It’s week two of Advent. Traditionally we look at the Old Testament prophecies that look forward to the coming of the Messiah. It never ceases to amaze me how Jesus’ contemporaries were looking for a ‘knight in shining armour’ Messiah rather than a suffering servant given that they had the same prophecies that we do. Somehow they managed to spin things in such a way that they could ignore the difficult and awkward passages and focus on the ones that they liked – perhaps they called the ones they didn’t like “fake prophecies”.
Of course we’d never do that, would we? This Christmas we’ll all be referring to the slaughter of the innocents in our nativity plays and emphasising the ‘sword piercing your soul’ heart-rending aspects of Simeon’s prophecy to Mary in our 9 Lessons and Carols won’t we?

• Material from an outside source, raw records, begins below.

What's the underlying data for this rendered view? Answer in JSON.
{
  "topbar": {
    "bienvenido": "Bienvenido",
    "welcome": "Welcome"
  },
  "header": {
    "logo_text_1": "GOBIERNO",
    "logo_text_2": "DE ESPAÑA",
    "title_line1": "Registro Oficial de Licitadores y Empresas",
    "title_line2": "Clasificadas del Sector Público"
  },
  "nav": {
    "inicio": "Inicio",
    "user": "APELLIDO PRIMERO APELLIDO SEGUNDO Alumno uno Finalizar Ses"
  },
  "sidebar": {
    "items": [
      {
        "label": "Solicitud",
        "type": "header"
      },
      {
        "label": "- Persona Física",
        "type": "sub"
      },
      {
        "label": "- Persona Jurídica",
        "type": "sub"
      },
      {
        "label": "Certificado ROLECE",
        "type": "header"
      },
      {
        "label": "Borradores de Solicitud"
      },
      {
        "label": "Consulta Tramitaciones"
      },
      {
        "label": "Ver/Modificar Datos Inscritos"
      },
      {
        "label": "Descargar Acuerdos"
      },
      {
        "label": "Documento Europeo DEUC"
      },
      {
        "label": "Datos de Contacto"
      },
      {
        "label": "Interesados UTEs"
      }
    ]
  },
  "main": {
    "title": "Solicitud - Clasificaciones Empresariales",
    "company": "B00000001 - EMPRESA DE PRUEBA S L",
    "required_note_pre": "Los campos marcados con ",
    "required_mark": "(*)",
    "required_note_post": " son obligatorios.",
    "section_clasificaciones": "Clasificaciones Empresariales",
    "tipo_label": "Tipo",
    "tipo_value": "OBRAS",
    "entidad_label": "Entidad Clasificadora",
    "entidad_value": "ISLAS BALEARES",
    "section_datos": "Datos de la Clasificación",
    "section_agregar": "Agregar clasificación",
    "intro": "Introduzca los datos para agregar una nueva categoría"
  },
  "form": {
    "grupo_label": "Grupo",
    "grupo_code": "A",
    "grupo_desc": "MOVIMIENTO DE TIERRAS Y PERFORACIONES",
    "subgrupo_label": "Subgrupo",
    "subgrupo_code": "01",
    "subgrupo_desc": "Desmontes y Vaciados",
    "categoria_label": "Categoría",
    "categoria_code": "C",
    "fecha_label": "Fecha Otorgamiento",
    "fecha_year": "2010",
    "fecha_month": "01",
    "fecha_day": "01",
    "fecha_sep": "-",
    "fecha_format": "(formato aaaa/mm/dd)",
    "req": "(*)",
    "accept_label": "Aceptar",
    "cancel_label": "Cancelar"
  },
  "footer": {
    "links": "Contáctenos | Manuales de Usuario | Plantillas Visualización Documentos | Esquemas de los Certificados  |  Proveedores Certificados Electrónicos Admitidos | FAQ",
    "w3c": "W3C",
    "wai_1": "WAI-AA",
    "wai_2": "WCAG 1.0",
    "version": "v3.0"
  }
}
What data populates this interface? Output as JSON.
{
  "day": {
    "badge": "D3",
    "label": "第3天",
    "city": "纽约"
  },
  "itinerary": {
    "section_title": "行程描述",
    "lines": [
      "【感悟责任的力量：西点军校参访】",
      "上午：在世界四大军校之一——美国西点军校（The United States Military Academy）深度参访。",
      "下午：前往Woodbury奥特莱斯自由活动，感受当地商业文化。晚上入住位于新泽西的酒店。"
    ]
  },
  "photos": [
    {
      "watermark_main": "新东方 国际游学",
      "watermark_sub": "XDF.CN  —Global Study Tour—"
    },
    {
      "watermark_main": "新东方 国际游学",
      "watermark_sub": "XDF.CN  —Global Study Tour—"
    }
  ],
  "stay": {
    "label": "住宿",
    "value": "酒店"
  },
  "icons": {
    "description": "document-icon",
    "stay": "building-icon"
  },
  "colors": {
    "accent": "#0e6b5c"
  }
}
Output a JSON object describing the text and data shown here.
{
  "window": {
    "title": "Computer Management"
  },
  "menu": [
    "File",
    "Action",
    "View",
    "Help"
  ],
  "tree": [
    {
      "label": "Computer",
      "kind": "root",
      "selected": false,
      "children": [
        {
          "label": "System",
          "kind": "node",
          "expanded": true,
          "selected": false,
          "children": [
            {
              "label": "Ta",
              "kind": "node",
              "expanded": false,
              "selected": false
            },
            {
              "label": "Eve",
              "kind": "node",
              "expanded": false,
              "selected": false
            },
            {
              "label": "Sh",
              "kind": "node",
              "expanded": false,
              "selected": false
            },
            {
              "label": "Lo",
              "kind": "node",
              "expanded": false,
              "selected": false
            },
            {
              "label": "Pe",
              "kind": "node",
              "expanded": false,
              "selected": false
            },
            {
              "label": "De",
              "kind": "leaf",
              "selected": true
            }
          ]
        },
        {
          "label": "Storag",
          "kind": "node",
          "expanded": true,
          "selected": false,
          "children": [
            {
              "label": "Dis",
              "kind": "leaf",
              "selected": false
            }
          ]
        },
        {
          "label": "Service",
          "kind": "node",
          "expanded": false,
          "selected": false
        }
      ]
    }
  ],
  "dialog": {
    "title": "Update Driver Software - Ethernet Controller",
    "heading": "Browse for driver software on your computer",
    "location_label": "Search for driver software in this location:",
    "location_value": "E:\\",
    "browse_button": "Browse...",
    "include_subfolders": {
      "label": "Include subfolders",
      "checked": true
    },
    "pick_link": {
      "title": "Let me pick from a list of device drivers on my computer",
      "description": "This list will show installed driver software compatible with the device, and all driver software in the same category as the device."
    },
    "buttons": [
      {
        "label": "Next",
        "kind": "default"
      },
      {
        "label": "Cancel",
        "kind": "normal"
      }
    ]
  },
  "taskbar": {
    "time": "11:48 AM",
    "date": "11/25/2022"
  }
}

I can still remember one of the comments made to me in sermon class at Spurgeon’s College*. It’s not because it was a really traumatic experience, but because it was profound. I had preached from Genesis 22 on God telling Abraham to sacrifice his son, Isaac, and had spoken about Abraham’s faith, God’s honouring of that faith and the prophetic nature of the Lord providing a lamb for the burnt offering. One of the lecturers pointed out that I had ignored the darker side of the narrative and (to paraphrase him) made a profoundly macabre passage into one that was all light and fluffy! How would it have felt to be Abraham and be told that he had to sacrifice his son? Never mind that he was the miracle baby through whom the prophecy would be fulfilled, it was his son whom he loved!!
I took that on board. In my first church as one of a team of Ministers we took a risk one Christmas Day by taking the theme of ‘Disappointment’. We messed around with giving each other disappointing presents (“Have you got the receipt?”); explored the disappointment of God’s people expecting a warrior king and getting a baby in a cattle feeding trough; and then finished by talking about how Christmas can be a time of disappointment for some people – marked by loneliness, sadness, painful memories and a sense of being left out by all of the frivolous festivities. We pointed out how in the midst of the joy and wonder of the nativity narrative there were people walking in darkness, there was the inexpressible trauma of mothers weeping for children ripped from their arms, and even Mary and Joseph experienced rejection, loneliness and had to flee for their lives as refugees. And while we spoke of the great light, of the one who weeps with those who weep, and of the place for all in the cold, dark stable we got quite a lot of criticism from people for whom that was too sombre a message for a Christmas Day service. But I will never forget the warmth, length and strength of the hugs I received from people who with tear-stained faces needed no words to express that by exploring the darker side of Christmas we had enabled them to feel included and ministered to. It was worth it.
This Advent may you experience Immanuel’s light in dark places, his consoling embrace in abandonment, and his presence in loneliness.
Be blessed, be a blessing
*Sermon class was the occasion when a student preached in front of the whole College and then everyone decamped to a lecture room where it was analysed (not always positively).